Date: November 23, 2015
Source: Plataforma SINC
Illegal hunting continues to be a challenge for biodiversity conservation in addition to posing a serious threat to some migratory species. The province of Gipuzkoa in northern Spain, a transit area for birds migrating between Africa and Europe, is an example of just how this illegal activity can severely affect these animals.
Over the course of the year, dozens of birds will arrive to the Wildlife Rehabilitation Centre in Gipuzkoa with firearm-inflicted wounds, evidence that there are still illegal activities taking place which threaten biodiversity conservation. The information provided by the Centre has allowed for identification of the most affected species as well as the relationship between hunting ground locations and the areas where the birds were found harmed.
Researchers from the Aranzadi Society of Sciences (Gipuzkoa) analysed data from 2006 to 2013 in order to pinpoint what species arrived to the Rehabilitation Centre, where they had been found and their reason for being admitted to the centre.

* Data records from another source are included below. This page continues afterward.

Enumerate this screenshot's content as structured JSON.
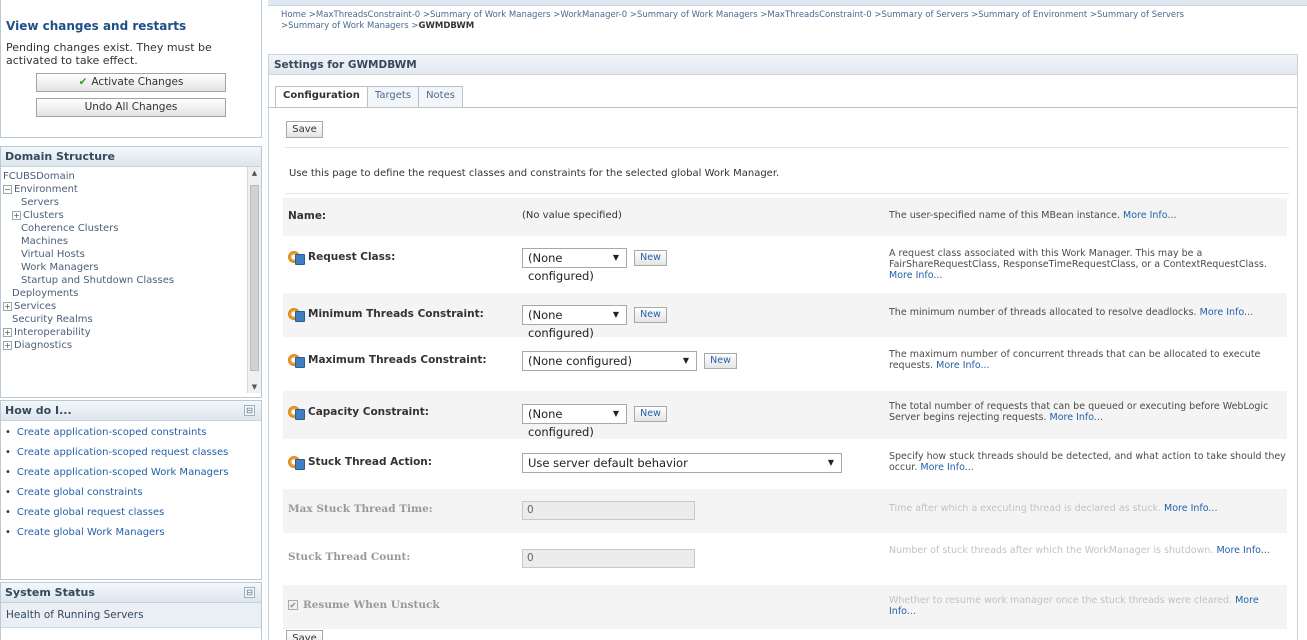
{
  "change_center": {
    "title": "View changes and restarts",
    "message": "Pending changes exist. They must be activated to take effect.",
    "activate_label": "Activate Changes",
    "undo_label": "Undo All Changes"
  },
  "domain_structure": {
    "title": "Domain Structure",
    "tree": [
      {
        "label": "FCUBSDomain",
        "indent": 0,
        "expander": ""
      },
      {
        "label": "Environment",
        "indent": 0,
        "expander": "−"
      },
      {
        "label": "Servers",
        "indent": 2,
        "expander": ""
      },
      {
        "label": "Clusters",
        "indent": 1,
        "expander": "+"
      },
      {
        "label": "Coherence Clusters",
        "indent": 2,
        "expander": ""
      },
      {
        "label": "Machines",
        "indent": 2,
        "expander": ""
      },
      {
        "label": "Virtual Hosts",
        "indent": 2,
        "expander": ""
      },
      {
        "label": "Work Managers",
        "indent": 2,
        "expander": ""
      },
      {
        "label": "Startup and Shutdown Classes",
        "indent": 2,
        "expander": ""
      },
      {
        "label": "Deployments",
        "indent": 1,
        "expander": ""
      },
      {
        "label": "Services",
        "indent": 0,
        "expander": "+"
      },
      {
        "label": "Security Realms",
        "indent": 1,
        "expander": ""
      },
      {
        "label": "Interoperability",
        "indent": 0,
        "expander": "+"
      },
      {
        "label": "Diagnostics",
        "indent": 0,
        "expander": "+"
      }
    ]
  },
  "how_do_i": {
    "title": "How do I...",
    "items": [
      "Create application-scoped constraints",
      "Create application-scoped request classes",
      "Create application-scoped Work Managers",
      "Create global constraints",
      "Create global request classes",
      "Create global Work Managers"
    ]
  },
  "system_status": {
    "title": "System Status",
    "health_label": "Health of Running Servers"
  },
  "breadcrumb": {
    "path": "Home >MaxThreadsConstraint-0 >Summary of Work Managers >WorkManager-0 >Summary of Work Managers >MaxThreadsConstraint-0 >Summary of Servers >Summary of Environment >Summary of Servers >Summary of Work Managers >",
    "current": "GWMDBWM"
  },
  "settings": {
    "title": "Settings for GWMDBWM",
    "tabs": [
      "Configuration",
      "Targets",
      "Notes"
    ],
    "save_label": "Save",
    "intro": "Use this page to define the request classes and constraints for the selected global Work Manager.",
    "more_info": "More Info...",
    "new_label": "New",
    "fields": {
      "name": {
        "label": "Name:",
        "value": "(No value specified)",
        "help": "The user-specified name of this MBean instance."
      },
      "request_class": {
        "label": "Request Class:",
        "value": "(None configured)",
        "help": "A request class associated with this Work Manager. This may be a FairShareRequestClass, ResponseTimeRequestClass, or a ContextRequestClass."
      },
      "min_threads": {
        "label": "Minimum Threads Constraint:",
        "value": "(None configured)",
        "help": "The minimum number of threads allocated to resolve deadlocks."
      },
      "max_threads": {
        "label": "Maximum Threads Constraint:",
        "value": "(None configured)",
        "help": "The maximum number of concurrent threads that can be allocated to execute requests."
      },
      "capacity": {
        "label": "Capacity Constraint:",
        "value": "(None configured)",
        "help": "The total number of requests that can be queued or executing before WebLogic Server begins rejecting requests."
      },
      "stuck_action": {
        "label": "Stuck Thread Action:",
        "value": "Use server default behavior",
        "help": "Specify how stuck threads should be detected, and what action to take should they occur."
      },
      "max_stuck_time": {
        "label": "Max Stuck Thread Time:",
        "value": "0",
        "help": "Time after which a executing thread is declared as stuck."
      },
      "stuck_count": {
        "label": "Stuck Thread Count:",
        "value": "0",
        "help": "Number of stuck threads after which the WorkManager is shutdown."
      },
      "resume": {
        "label": "Resume When Unstuck",
        "checked": true,
        "help": "Whether to resume work manager once the stuck threads were cleared."
      }
    }
  }
}
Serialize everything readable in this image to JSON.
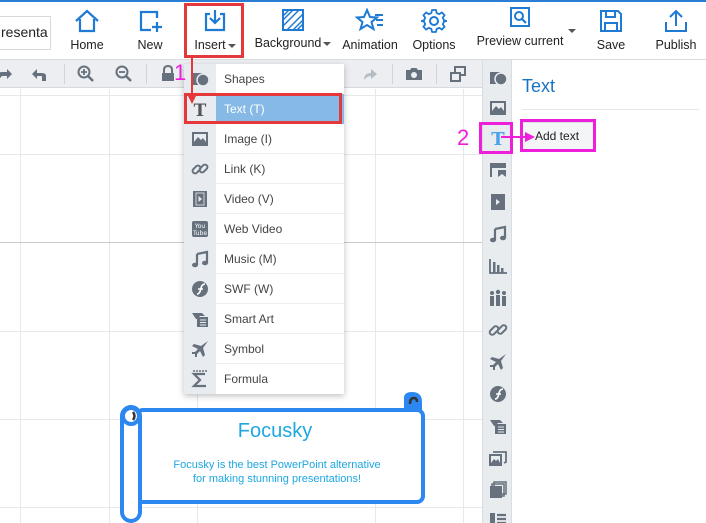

Juan Arizaga, co-author of the study, explains that a statistical method was used to determine whether the distances between the birds shot at and the nearest fixed hunting stands measured less than the distances between those birds admitted to the centre for other reasons, such as collisions.